Work request:
As the answer, give a copy of each line below that includes the word "mhilmiguler".

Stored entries
------------------------------
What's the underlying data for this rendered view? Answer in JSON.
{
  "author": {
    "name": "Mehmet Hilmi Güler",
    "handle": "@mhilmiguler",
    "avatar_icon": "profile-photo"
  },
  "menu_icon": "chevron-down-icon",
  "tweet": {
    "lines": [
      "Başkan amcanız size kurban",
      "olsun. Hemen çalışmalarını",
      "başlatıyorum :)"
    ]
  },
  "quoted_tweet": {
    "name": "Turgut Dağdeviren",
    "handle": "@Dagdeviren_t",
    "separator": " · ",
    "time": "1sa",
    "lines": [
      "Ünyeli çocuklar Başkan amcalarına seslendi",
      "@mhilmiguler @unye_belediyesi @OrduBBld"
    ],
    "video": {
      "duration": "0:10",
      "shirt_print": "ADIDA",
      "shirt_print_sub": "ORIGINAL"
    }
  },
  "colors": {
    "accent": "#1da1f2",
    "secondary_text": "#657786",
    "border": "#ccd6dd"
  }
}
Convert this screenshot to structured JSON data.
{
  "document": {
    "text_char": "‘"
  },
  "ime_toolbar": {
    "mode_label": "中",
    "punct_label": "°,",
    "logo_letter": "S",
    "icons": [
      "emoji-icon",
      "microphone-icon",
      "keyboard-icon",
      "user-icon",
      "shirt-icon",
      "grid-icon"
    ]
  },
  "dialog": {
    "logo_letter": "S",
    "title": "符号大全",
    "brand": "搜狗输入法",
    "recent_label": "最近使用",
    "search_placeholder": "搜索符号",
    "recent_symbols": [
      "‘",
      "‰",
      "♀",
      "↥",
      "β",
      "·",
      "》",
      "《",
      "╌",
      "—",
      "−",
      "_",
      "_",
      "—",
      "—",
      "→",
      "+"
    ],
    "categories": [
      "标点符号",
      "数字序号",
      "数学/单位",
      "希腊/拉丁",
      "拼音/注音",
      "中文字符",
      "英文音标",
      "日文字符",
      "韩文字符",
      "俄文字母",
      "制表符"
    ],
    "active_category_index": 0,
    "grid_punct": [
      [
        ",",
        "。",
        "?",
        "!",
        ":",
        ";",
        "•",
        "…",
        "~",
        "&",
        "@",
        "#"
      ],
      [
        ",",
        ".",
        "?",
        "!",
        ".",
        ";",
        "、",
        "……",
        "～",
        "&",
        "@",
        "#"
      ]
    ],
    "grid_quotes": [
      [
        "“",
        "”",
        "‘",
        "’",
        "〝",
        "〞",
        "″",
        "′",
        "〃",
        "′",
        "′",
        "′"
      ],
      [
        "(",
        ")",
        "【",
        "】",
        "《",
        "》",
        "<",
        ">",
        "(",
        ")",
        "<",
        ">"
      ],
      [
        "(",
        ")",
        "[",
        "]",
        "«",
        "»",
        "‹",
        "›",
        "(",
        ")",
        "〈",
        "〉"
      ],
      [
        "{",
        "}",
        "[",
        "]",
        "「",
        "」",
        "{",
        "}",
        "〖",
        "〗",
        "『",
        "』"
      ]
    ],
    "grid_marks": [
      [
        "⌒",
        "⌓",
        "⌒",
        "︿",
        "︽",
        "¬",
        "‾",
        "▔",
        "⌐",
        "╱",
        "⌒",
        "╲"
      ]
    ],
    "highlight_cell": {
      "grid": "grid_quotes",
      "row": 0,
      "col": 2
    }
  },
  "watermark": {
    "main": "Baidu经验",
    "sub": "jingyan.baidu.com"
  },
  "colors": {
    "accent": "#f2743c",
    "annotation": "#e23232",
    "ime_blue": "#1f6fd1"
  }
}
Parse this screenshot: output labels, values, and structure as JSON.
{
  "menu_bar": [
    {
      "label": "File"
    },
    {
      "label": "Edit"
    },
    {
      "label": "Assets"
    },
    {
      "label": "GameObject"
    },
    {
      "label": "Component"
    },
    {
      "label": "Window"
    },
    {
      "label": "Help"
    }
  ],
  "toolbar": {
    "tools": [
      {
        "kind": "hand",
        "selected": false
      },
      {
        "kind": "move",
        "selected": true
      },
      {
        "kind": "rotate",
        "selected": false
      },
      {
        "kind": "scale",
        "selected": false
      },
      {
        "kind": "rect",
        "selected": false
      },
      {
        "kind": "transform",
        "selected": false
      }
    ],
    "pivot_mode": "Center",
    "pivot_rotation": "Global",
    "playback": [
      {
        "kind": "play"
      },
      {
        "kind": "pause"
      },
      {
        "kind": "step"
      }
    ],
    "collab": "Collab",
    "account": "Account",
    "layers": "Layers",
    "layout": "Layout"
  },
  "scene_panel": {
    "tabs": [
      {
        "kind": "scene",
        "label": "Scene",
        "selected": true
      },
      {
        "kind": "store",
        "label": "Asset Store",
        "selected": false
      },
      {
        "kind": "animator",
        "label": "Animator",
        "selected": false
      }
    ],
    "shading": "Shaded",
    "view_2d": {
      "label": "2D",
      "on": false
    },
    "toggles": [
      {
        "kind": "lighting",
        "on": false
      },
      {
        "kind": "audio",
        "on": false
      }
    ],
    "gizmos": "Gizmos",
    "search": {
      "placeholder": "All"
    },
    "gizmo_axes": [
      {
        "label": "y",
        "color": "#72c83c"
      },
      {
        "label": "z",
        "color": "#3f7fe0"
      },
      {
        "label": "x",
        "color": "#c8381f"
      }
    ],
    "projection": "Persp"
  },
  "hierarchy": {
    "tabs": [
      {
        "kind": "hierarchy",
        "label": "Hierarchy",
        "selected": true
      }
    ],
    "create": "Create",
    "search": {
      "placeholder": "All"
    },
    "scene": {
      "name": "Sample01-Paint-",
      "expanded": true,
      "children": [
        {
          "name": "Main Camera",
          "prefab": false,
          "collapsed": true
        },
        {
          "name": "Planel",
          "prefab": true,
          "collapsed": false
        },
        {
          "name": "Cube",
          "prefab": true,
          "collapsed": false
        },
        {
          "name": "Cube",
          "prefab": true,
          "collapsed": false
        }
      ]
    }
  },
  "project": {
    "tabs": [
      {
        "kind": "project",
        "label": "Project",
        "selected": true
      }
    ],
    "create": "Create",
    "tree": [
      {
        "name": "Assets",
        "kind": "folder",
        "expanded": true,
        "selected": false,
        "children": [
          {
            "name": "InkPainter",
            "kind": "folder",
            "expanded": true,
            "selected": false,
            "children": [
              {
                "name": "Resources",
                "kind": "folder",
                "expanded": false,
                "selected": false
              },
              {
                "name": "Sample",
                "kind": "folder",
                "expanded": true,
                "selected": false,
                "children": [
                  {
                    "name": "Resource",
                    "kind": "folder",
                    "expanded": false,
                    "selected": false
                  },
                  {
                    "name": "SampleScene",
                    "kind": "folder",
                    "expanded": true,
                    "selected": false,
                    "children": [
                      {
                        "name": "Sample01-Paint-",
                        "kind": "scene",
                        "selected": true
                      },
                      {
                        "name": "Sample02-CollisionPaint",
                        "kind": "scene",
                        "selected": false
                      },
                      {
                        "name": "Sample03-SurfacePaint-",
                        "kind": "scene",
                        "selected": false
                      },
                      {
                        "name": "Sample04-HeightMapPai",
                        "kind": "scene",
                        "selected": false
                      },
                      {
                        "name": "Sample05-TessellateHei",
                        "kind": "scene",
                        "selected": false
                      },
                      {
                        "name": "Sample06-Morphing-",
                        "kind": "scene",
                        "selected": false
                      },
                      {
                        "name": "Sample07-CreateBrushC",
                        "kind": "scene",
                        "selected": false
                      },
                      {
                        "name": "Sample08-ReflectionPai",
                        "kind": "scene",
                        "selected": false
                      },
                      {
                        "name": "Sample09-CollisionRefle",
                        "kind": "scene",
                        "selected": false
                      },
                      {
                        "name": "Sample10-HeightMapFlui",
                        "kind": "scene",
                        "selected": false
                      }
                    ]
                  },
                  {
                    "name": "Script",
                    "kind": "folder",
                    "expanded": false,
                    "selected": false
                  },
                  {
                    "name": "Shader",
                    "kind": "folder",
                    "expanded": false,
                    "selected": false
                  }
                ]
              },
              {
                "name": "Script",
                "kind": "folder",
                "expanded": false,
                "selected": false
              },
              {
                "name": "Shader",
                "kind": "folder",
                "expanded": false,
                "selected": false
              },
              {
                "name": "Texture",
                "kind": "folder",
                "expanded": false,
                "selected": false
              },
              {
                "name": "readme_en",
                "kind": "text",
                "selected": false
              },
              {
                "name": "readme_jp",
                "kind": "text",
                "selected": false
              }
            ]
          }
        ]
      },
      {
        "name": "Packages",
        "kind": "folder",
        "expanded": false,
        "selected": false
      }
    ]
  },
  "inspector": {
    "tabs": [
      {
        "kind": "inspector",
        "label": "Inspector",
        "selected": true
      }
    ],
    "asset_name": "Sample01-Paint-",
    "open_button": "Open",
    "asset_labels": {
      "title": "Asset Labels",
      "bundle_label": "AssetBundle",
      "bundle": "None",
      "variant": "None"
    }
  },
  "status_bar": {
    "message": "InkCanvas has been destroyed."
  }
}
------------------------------
Final answer:
    "handle": "@mhilmiguler",
      "@mhilmiguler @unye_belediyesi @OrduBBld"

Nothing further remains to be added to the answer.